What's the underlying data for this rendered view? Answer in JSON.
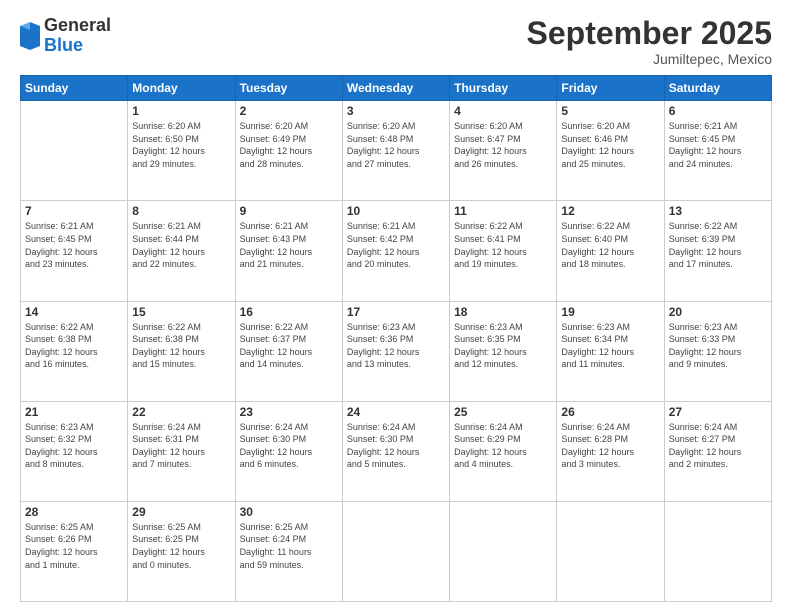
{
  "logo": {
    "general": "General",
    "blue": "Blue"
  },
  "header": {
    "month": "September 2025",
    "location": "Jumiltepec, Mexico"
  },
  "weekdays": [
    "Sunday",
    "Monday",
    "Tuesday",
    "Wednesday",
    "Thursday",
    "Friday",
    "Saturday"
  ],
  "weeks": [
    [
      {
        "day": "",
        "info": ""
      },
      {
        "day": "1",
        "info": "Sunrise: 6:20 AM\nSunset: 6:50 PM\nDaylight: 12 hours\nand 29 minutes."
      },
      {
        "day": "2",
        "info": "Sunrise: 6:20 AM\nSunset: 6:49 PM\nDaylight: 12 hours\nand 28 minutes."
      },
      {
        "day": "3",
        "info": "Sunrise: 6:20 AM\nSunset: 6:48 PM\nDaylight: 12 hours\nand 27 minutes."
      },
      {
        "day": "4",
        "info": "Sunrise: 6:20 AM\nSunset: 6:47 PM\nDaylight: 12 hours\nand 26 minutes."
      },
      {
        "day": "5",
        "info": "Sunrise: 6:20 AM\nSunset: 6:46 PM\nDaylight: 12 hours\nand 25 minutes."
      },
      {
        "day": "6",
        "info": "Sunrise: 6:21 AM\nSunset: 6:45 PM\nDaylight: 12 hours\nand 24 minutes."
      }
    ],
    [
      {
        "day": "7",
        "info": "Sunrise: 6:21 AM\nSunset: 6:45 PM\nDaylight: 12 hours\nand 23 minutes."
      },
      {
        "day": "8",
        "info": "Sunrise: 6:21 AM\nSunset: 6:44 PM\nDaylight: 12 hours\nand 22 minutes."
      },
      {
        "day": "9",
        "info": "Sunrise: 6:21 AM\nSunset: 6:43 PM\nDaylight: 12 hours\nand 21 minutes."
      },
      {
        "day": "10",
        "info": "Sunrise: 6:21 AM\nSunset: 6:42 PM\nDaylight: 12 hours\nand 20 minutes."
      },
      {
        "day": "11",
        "info": "Sunrise: 6:22 AM\nSunset: 6:41 PM\nDaylight: 12 hours\nand 19 minutes."
      },
      {
        "day": "12",
        "info": "Sunrise: 6:22 AM\nSunset: 6:40 PM\nDaylight: 12 hours\nand 18 minutes."
      },
      {
        "day": "13",
        "info": "Sunrise: 6:22 AM\nSunset: 6:39 PM\nDaylight: 12 hours\nand 17 minutes."
      }
    ],
    [
      {
        "day": "14",
        "info": "Sunrise: 6:22 AM\nSunset: 6:38 PM\nDaylight: 12 hours\nand 16 minutes."
      },
      {
        "day": "15",
        "info": "Sunrise: 6:22 AM\nSunset: 6:38 PM\nDaylight: 12 hours\nand 15 minutes."
      },
      {
        "day": "16",
        "info": "Sunrise: 6:22 AM\nSunset: 6:37 PM\nDaylight: 12 hours\nand 14 minutes."
      },
      {
        "day": "17",
        "info": "Sunrise: 6:23 AM\nSunset: 6:36 PM\nDaylight: 12 hours\nand 13 minutes."
      },
      {
        "day": "18",
        "info": "Sunrise: 6:23 AM\nSunset: 6:35 PM\nDaylight: 12 hours\nand 12 minutes."
      },
      {
        "day": "19",
        "info": "Sunrise: 6:23 AM\nSunset: 6:34 PM\nDaylight: 12 hours\nand 11 minutes."
      },
      {
        "day": "20",
        "info": "Sunrise: 6:23 AM\nSunset: 6:33 PM\nDaylight: 12 hours\nand 9 minutes."
      }
    ],
    [
      {
        "day": "21",
        "info": "Sunrise: 6:23 AM\nSunset: 6:32 PM\nDaylight: 12 hours\nand 8 minutes."
      },
      {
        "day": "22",
        "info": "Sunrise: 6:24 AM\nSunset: 6:31 PM\nDaylight: 12 hours\nand 7 minutes."
      },
      {
        "day": "23",
        "info": "Sunrise: 6:24 AM\nSunset: 6:30 PM\nDaylight: 12 hours\nand 6 minutes."
      },
      {
        "day": "24",
        "info": "Sunrise: 6:24 AM\nSunset: 6:30 PM\nDaylight: 12 hours\nand 5 minutes."
      },
      {
        "day": "25",
        "info": "Sunrise: 6:24 AM\nSunset: 6:29 PM\nDaylight: 12 hours\nand 4 minutes."
      },
      {
        "day": "26",
        "info": "Sunrise: 6:24 AM\nSunset: 6:28 PM\nDaylight: 12 hours\nand 3 minutes."
      },
      {
        "day": "27",
        "info": "Sunrise: 6:24 AM\nSunset: 6:27 PM\nDaylight: 12 hours\nand 2 minutes."
      }
    ],
    [
      {
        "day": "28",
        "info": "Sunrise: 6:25 AM\nSunset: 6:26 PM\nDaylight: 12 hours\nand 1 minute."
      },
      {
        "day": "29",
        "info": "Sunrise: 6:25 AM\nSunset: 6:25 PM\nDaylight: 12 hours\nand 0 minutes."
      },
      {
        "day": "30",
        "info": "Sunrise: 6:25 AM\nSunset: 6:24 PM\nDaylight: 11 hours\nand 59 minutes."
      },
      {
        "day": "",
        "info": ""
      },
      {
        "day": "",
        "info": ""
      },
      {
        "day": "",
        "info": ""
      },
      {
        "day": "",
        "info": ""
      }
    ]
  ]
}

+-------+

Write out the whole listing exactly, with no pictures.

EXERCISE SOLUTION -
What's the underlying data for this rendered view? Answer in JSON.
{
  "logo": {
    "general": "General",
    "blue": "Blue"
  },
  "header": {
    "month": "September 2025",
    "location": "Jumiltepec, Mexico"
  },
  "weekdays": [
    "Sunday",
    "Monday",
    "Tuesday",
    "Wednesday",
    "Thursday",
    "Friday",
    "Saturday"
  ],
  "weeks": [
    [
      {
        "day": "",
        "info": ""
      },
      {
        "day": "1",
        "info": "Sunrise: 6:20 AM\nSunset: 6:50 PM\nDaylight: 12 hours\nand 29 minutes."
      },
      {
        "day": "2",
        "info": "Sunrise: 6:20 AM\nSunset: 6:49 PM\nDaylight: 12 hours\nand 28 minutes."
      },
      {
        "day": "3",
        "info": "Sunrise: 6:20 AM\nSunset: 6:48 PM\nDaylight: 12 hours\nand 27 minutes."
      },
      {
        "day": "4",
        "info": "Sunrise: 6:20 AM\nSunset: 6:47 PM\nDaylight: 12 hours\nand 26 minutes."
      },
      {
        "day": "5",
        "info": "Sunrise: 6:20 AM\nSunset: 6:46 PM\nDaylight: 12 hours\nand 25 minutes."
      },
      {
        "day": "6",
        "info": "Sunrise: 6:21 AM\nSunset: 6:45 PM\nDaylight: 12 hours\nand 24 minutes."
      }
    ],
    [
      {
        "day": "7",
        "info": "Sunrise: 6:21 AM\nSunset: 6:45 PM\nDaylight: 12 hours\nand 23 minutes."
      },
      {
        "day": "8",
        "info": "Sunrise: 6:21 AM\nSunset: 6:44 PM\nDaylight: 12 hours\nand 22 minutes."
      },
      {
        "day": "9",
        "info": "Sunrise: 6:21 AM\nSunset: 6:43 PM\nDaylight: 12 hours\nand 21 minutes."
      },
      {
        "day": "10",
        "info": "Sunrise: 6:21 AM\nSunset: 6:42 PM\nDaylight: 12 hours\nand 20 minutes."
      },
      {
        "day": "11",
        "info": "Sunrise: 6:22 AM\nSunset: 6:41 PM\nDaylight: 12 hours\nand 19 minutes."
      },
      {
        "day": "12",
        "info": "Sunrise: 6:22 AM\nSunset: 6:40 PM\nDaylight: 12 hours\nand 18 minutes."
      },
      {
        "day": "13",
        "info": "Sunrise: 6:22 AM\nSunset: 6:39 PM\nDaylight: 12 hours\nand 17 minutes."
      }
    ],
    [
      {
        "day": "14",
        "info": "Sunrise: 6:22 AM\nSunset: 6:38 PM\nDaylight: 12 hours\nand 16 minutes."
      },
      {
        "day": "15",
        "info": "Sunrise: 6:22 AM\nSunset: 6:38 PM\nDaylight: 12 hours\nand 15 minutes."
      },
      {
        "day": "16",
        "info": "Sunrise: 6:22 AM\nSunset: 6:37 PM\nDaylight: 12 hours\nand 14 minutes."
      },
      {
        "day": "17",
        "info": "Sunrise: 6:23 AM\nSunset: 6:36 PM\nDaylight: 12 hours\nand 13 minutes."
      },
      {
        "day": "18",
        "info": "Sunrise: 6:23 AM\nSunset: 6:35 PM\nDaylight: 12 hours\nand 12 minutes."
      },
      {
        "day": "19",
        "info": "Sunrise: 6:23 AM\nSunset: 6:34 PM\nDaylight: 12 hours\nand 11 minutes."
      },
      {
        "day": "20",
        "info": "Sunrise: 6:23 AM\nSunset: 6:33 PM\nDaylight: 12 hours\nand 9 minutes."
      }
    ],
    [
      {
        "day": "21",
        "info": "Sunrise: 6:23 AM\nSunset: 6:32 PM\nDaylight: 12 hours\nand 8 minutes."
      },
      {
        "day": "22",
        "info": "Sunrise: 6:24 AM\nSunset: 6:31 PM\nDaylight: 12 hours\nand 7 minutes."
      },
      {
        "day": "23",
        "info": "Sunrise: 6:24 AM\nSunset: 6:30 PM\nDaylight: 12 hours\nand 6 minutes."
      },
      {
        "day": "24",
        "info": "Sunrise: 6:24 AM\nSunset: 6:30 PM\nDaylight: 12 hours\nand 5 minutes."
      },
      {
        "day": "25",
        "info": "Sunrise: 6:24 AM\nSunset: 6:29 PM\nDaylight: 12 hours\nand 4 minutes."
      },
      {
        "day": "26",
        "info": "Sunrise: 6:24 AM\nSunset: 6:28 PM\nDaylight: 12 hours\nand 3 minutes."
      },
      {
        "day": "27",
        "info": "Sunrise: 6:24 AM\nSunset: 6:27 PM\nDaylight: 12 hours\nand 2 minutes."
      }
    ],
    [
      {
        "day": "28",
        "info": "Sunrise: 6:25 AM\nSunset: 6:26 PM\nDaylight: 12 hours\nand 1 minute."
      },
      {
        "day": "29",
        "info": "Sunrise: 6:25 AM\nSunset: 6:25 PM\nDaylight: 12 hours\nand 0 minutes."
      },
      {
        "day": "30",
        "info": "Sunrise: 6:25 AM\nSunset: 6:24 PM\nDaylight: 11 hours\nand 59 minutes."
      },
      {
        "day": "",
        "info": ""
      },
      {
        "day": "",
        "info": ""
      },
      {
        "day": "",
        "info": ""
      },
      {
        "day": "",
        "info": ""
      }
    ]
  ]
}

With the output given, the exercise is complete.